### WHAT YOU SHOULD DO
Give back all of the records underneath exactly, with no omissions.

### Excerpts from an interface dataset
================

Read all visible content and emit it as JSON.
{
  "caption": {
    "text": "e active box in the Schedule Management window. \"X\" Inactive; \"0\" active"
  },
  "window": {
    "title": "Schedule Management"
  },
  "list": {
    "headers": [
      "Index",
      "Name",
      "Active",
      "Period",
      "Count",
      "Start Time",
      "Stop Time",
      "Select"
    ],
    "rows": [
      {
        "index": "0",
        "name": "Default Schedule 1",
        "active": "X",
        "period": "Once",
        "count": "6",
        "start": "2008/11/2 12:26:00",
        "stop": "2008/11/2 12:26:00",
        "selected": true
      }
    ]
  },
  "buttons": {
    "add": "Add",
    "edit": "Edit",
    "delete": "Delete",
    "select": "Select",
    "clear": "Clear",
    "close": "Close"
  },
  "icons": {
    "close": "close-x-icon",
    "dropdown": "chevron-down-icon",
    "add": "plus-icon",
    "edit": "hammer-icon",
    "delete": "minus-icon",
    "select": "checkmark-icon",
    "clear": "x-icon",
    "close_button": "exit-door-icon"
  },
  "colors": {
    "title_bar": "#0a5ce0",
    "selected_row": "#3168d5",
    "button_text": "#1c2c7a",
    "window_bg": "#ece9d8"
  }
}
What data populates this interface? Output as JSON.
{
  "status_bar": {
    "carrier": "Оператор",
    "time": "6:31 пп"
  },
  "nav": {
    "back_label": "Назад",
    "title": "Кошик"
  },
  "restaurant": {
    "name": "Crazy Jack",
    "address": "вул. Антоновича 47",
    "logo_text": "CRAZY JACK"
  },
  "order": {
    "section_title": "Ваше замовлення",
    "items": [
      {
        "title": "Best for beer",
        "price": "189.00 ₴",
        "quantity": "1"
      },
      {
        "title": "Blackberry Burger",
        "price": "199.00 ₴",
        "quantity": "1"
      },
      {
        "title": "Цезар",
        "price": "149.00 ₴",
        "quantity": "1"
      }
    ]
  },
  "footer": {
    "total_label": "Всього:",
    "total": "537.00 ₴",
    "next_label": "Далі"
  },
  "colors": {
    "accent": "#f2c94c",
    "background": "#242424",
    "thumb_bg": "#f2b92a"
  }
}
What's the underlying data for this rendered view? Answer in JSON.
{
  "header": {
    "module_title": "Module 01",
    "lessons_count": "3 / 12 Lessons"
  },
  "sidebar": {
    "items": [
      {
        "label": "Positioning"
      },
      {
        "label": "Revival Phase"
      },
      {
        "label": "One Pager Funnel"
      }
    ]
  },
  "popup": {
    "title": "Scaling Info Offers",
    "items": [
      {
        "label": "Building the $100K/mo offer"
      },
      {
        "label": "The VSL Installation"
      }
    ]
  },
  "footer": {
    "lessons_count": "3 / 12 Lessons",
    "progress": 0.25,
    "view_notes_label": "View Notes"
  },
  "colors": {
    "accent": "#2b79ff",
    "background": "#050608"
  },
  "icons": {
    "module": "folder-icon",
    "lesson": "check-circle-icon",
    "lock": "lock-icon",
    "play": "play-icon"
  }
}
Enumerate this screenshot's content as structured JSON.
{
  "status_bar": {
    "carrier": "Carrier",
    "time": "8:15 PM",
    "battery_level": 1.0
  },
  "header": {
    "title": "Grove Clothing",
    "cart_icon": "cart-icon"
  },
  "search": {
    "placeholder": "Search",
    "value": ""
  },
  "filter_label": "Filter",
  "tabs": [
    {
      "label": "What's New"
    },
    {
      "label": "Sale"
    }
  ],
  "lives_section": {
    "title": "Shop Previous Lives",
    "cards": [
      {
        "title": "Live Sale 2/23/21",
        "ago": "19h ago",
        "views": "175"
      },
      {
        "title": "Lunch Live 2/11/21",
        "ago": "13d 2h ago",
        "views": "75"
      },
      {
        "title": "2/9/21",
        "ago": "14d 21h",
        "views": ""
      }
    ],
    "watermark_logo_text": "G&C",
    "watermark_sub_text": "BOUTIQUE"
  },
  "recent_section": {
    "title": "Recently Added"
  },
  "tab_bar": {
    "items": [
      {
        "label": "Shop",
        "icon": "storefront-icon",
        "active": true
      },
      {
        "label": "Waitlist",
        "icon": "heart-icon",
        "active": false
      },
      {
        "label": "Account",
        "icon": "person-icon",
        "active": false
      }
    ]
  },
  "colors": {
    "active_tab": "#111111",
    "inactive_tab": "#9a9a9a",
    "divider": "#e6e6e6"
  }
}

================

### OUTPUT BELOW
Read all visible content and emit it as JSON.
{
  "caption": {
    "text": "e active box in the Schedule Management window. \"X\" Inactive; \"0\" active"
  },
  "window": {
    "title": "Schedule Management"
  },
  "list": {
    "headers": [
      "Index",
      "Name",
      "Active",
      "Period",
      "Count",
      "Start Time",
      "Stop Time",
      "Select"
    ],
    "rows": [
      {
        "index": "0",
        "name": "Default Schedule 1",
        "active": "X",
        "period": "Once",
        "count": "6",
        "start": "2008/11/2 12:26:00",
        "stop": "2008/11/2 12:26:00",
        "selected": true
      }
    ]
  },
  "buttons": {
    "add": "Add",
    "edit": "Edit",
    "delete": "Delete",
    "select": "Select",
    "clear": "Clear",
    "close": "Close"
  },
  "icons": {
    "close": "close-x-icon",
    "dropdown": "chevron-down-icon",
    "add": "plus-icon",
    "edit": "hammer-icon",
    "delete": "minus-icon",
    "select": "checkmark-icon",
    "clear": "x-icon",
    "close_button": "exit-door-icon"
  },
  "colors": {
    "title_bar": "#0a5ce0",
    "selected_row": "#3168d5",
    "button_text": "#1c2c7a",
    "window_bg": "#ece9d8"
  }
}
What data populates this interface? Output as JSON.
{
  "status_bar": {
    "carrier": "Оператор",
    "time": "6:31 пп"
  },
  "nav": {
    "back_label": "Назад",
    "title": "Кошик"
  },
  "restaurant": {
    "name": "Crazy Jack",
    "address": "вул. Антоновича 47",
    "logo_text": "CRAZY JACK"
  },
  "order": {
    "section_title": "Ваше замовлення",
    "items": [
      {
        "title": "Best for beer",
        "price": "189.00 ₴",
        "quantity": "1"
      },
      {
        "title": "Blackberry Burger",
        "price": "199.00 ₴",
        "quantity": "1"
      },
      {
        "title": "Цезар",
        "price": "149.00 ₴",
        "quantity": "1"
      }
    ]
  },
  "footer": {
    "total_label": "Всього:",
    "total": "537.00 ₴",
    "next_label": "Далі"
  },
  "colors": {
    "accent": "#f2c94c",
    "background": "#242424",
    "thumb_bg": "#f2b92a"
  }
}
What's the underlying data for this rendered view? Answer in JSON.
{
  "header": {
    "module_title": "Module 01",
    "lessons_count": "3 / 12 Lessons"
  },
  "sidebar": {
    "items": [
      {
        "label": "Positioning"
      },
      {
        "label": "Revival Phase"
      },
      {
        "label": "One Pager Funnel"
      }
    ]
  },
  "popup": {
    "title": "Scaling Info Offers",
    "items": [
      {
        "label": "Building the $100K/mo offer"
      },
      {
        "label": "The VSL Installation"
      }
    ]
  },
  "footer": {
    "lessons_count": "3 / 12 Lessons",
    "progress": 0.25,
    "view_notes_label": "View Notes"
  },
  "colors": {
    "accent": "#2b79ff",
    "background": "#050608"
  },
  "icons": {
    "module": "folder-icon",
    "lesson": "check-circle-icon",
    "lock": "lock-icon",
    "play": "play-icon"
  }
}
Enumerate this screenshot's content as structured JSON.
{
  "status_bar": {
    "carrier": "Carrier",
    "time": "8:15 PM",
    "battery_level": 1.0
  },
  "header": {
    "title": "Grove Clothing",
    "cart_icon": "cart-icon"
  },
  "search": {
    "placeholder": "Search",
    "value": ""
  },
  "filter_label": "Filter",
  "tabs": [
    {
      "label": "What's New"
    },
    {
      "label": "Sale"
    }
  ],
  "lives_section": {
    "title": "Shop Previous Lives",
    "cards": [
      {
        "title": "Live Sale 2/23/21",
        "ago": "19h ago",
        "views": "175"
      },
      {
        "title": "Lunch Live 2/11/21",
        "ago": "13d 2h ago",
        "views": "75"
      },
      {
        "title": "2/9/21",
        "ago": "14d 21h",
        "views": ""
      }
    ],
    "watermark_logo_text": "G&C",
    "watermark_sub_text": "BOUTIQUE"
  },
  "recent_section": {
    "title": "Recently Added"
  },
  "tab_bar": {
    "items": [
      {
        "label": "Shop",
        "icon": "storefront-icon",
        "active": true
      },
      {
        "label": "Waitlist",
        "icon": "heart-icon",
        "active": false
      },
      {
        "label": "Account",
        "icon": "person-icon",
        "active": false
      }
    ]
  },
  "colors": {
    "active_tab": "#111111",
    "inactive_tab": "#9a9a9a",
    "divider": "#e6e6e6"
  }
}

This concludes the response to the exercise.